**Task prompt**
State how many lines of the entries below hold the word "management"; reply with nothing but the number.

**Records excerpted from a collection**
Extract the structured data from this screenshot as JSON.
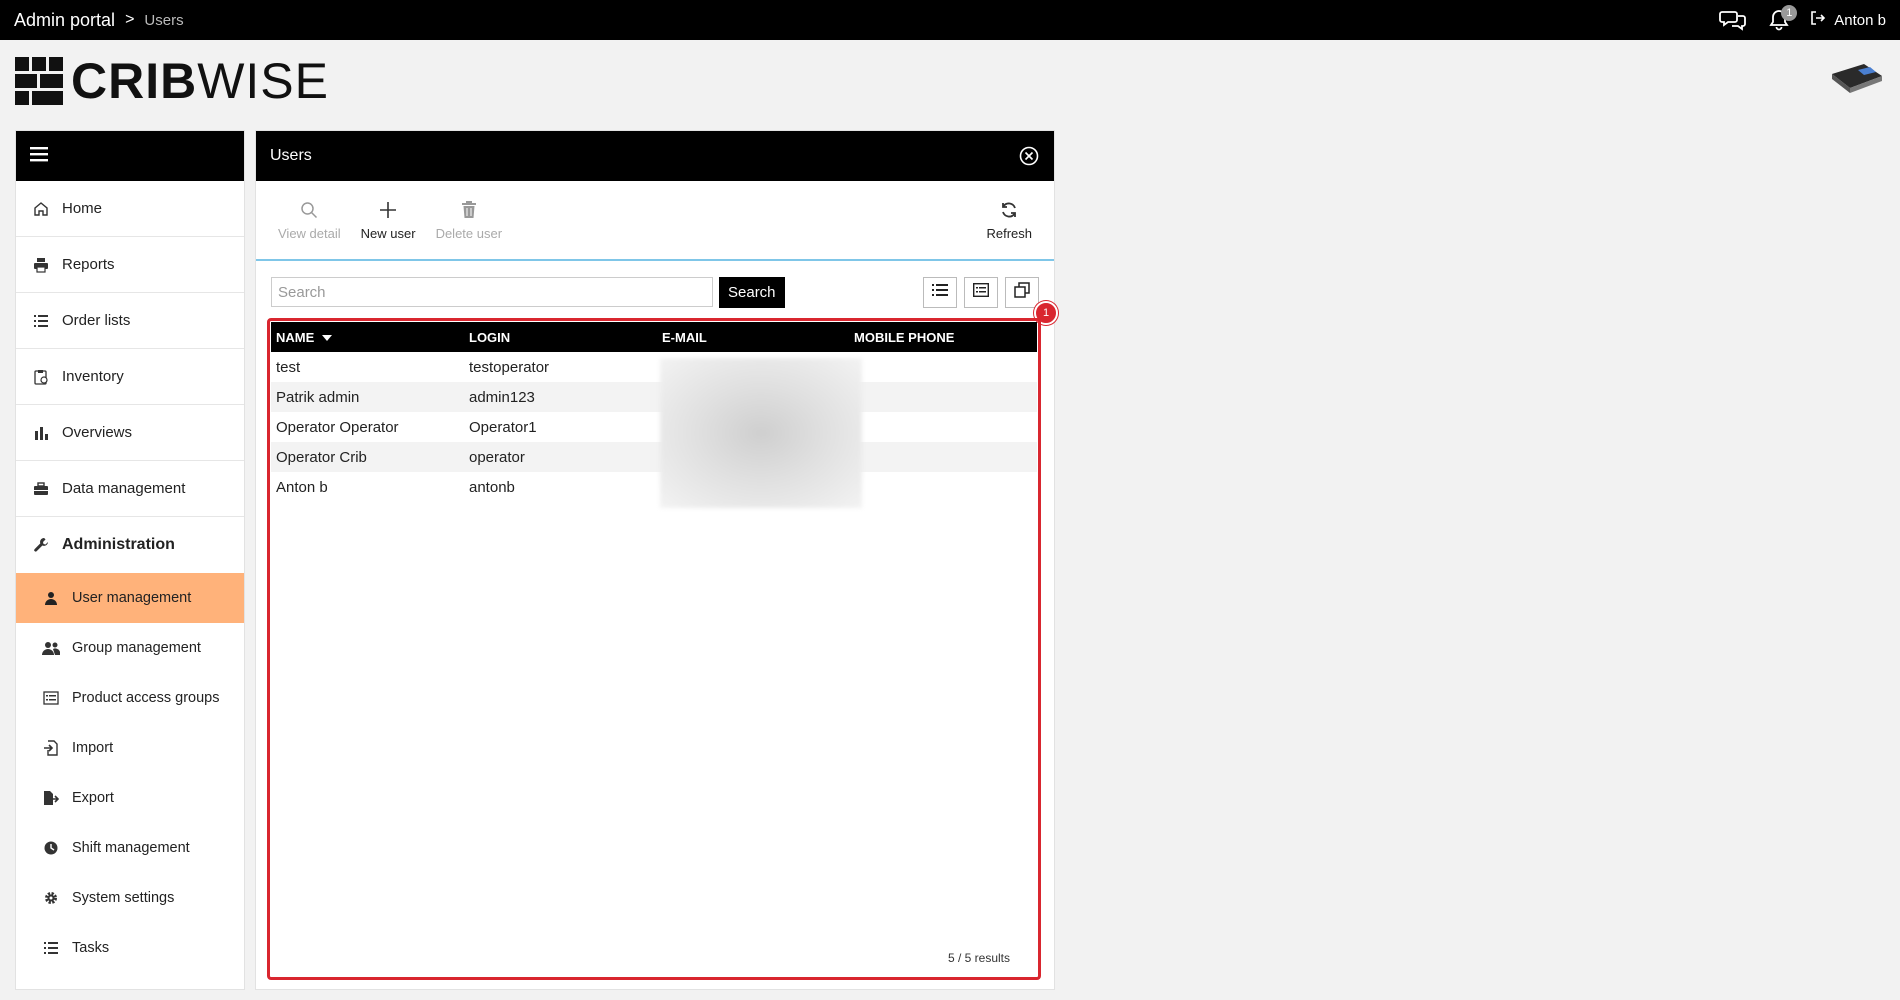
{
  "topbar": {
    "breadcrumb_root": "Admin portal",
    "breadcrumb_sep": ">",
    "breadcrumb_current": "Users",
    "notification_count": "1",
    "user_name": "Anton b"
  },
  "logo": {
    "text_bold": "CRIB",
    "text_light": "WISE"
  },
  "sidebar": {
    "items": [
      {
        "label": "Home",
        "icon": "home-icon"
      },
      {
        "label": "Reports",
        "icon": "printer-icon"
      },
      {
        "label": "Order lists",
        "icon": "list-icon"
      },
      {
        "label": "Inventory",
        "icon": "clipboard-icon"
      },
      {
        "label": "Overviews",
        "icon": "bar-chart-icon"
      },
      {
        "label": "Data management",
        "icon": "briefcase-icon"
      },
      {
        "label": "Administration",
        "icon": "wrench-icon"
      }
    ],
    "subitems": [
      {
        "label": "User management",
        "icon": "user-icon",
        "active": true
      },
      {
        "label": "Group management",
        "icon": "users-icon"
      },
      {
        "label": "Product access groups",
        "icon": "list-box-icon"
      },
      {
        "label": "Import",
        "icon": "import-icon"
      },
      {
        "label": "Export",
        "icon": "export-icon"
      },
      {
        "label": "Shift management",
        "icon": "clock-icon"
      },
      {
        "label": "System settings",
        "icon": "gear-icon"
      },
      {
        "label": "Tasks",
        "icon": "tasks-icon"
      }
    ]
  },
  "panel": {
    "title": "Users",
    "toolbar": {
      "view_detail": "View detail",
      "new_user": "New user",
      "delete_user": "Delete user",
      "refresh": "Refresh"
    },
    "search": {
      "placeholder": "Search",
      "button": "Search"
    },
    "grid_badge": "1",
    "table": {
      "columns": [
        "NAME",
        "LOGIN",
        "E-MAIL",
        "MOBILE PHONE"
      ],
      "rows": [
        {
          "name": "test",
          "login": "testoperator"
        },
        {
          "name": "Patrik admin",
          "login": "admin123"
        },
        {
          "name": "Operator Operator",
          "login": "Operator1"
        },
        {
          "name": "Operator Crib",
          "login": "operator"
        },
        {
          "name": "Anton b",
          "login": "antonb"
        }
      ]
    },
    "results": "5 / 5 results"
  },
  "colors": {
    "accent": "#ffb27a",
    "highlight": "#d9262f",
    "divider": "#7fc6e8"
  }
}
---
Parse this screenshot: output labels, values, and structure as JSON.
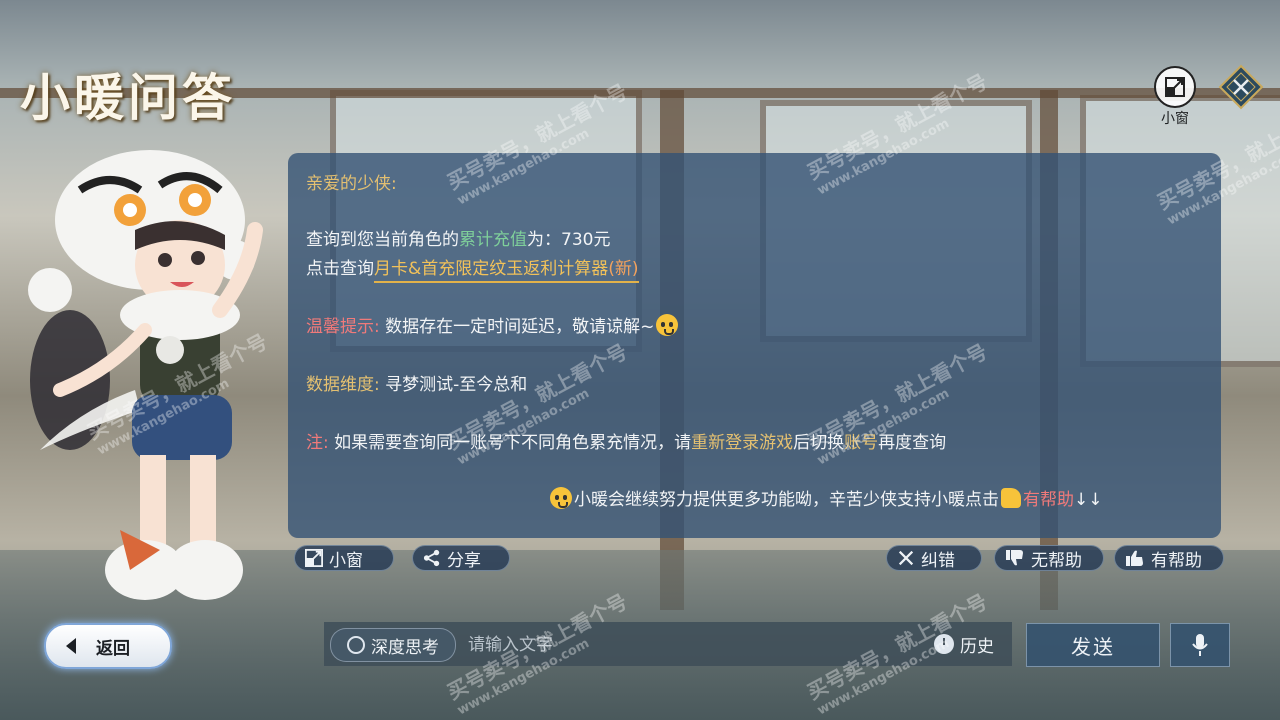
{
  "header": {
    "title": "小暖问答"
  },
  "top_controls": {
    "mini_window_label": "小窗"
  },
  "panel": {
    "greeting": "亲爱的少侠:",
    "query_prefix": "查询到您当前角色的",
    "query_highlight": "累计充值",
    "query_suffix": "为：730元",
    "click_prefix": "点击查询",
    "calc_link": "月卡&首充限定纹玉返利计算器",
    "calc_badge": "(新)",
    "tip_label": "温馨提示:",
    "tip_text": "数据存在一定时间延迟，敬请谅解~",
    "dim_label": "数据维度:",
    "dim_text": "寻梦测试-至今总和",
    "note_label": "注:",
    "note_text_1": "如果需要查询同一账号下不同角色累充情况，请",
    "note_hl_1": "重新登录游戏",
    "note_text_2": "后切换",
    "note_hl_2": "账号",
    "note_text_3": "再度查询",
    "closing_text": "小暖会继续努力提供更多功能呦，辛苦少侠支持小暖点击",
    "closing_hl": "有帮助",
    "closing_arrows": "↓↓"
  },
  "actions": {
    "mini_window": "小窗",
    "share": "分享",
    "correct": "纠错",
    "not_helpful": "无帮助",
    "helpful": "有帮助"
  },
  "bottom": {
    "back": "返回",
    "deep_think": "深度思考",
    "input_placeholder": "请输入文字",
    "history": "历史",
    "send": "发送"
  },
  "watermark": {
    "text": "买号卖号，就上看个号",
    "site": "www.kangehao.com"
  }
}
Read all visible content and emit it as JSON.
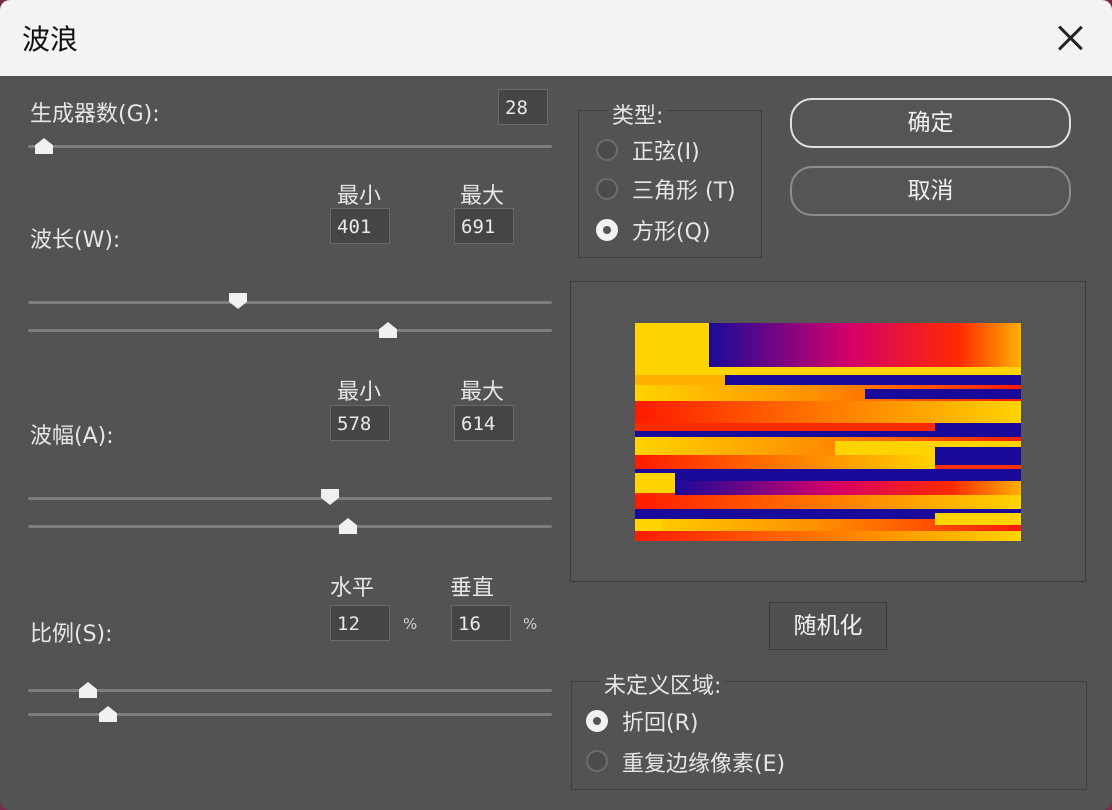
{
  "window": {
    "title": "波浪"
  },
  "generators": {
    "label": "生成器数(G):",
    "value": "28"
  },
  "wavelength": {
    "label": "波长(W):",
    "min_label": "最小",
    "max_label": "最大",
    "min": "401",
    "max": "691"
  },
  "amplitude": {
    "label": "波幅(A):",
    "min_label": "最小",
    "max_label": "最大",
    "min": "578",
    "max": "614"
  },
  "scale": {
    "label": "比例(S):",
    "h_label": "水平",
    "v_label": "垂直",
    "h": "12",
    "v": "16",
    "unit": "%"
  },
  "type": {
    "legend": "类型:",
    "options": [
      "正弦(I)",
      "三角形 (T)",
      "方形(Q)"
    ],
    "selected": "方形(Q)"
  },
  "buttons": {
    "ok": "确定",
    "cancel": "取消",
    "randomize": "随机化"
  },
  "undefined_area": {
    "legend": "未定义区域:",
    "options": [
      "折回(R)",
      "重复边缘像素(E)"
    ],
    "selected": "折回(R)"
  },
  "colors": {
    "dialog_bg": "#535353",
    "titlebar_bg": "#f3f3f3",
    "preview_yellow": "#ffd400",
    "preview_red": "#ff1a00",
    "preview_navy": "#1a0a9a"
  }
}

**Result**
4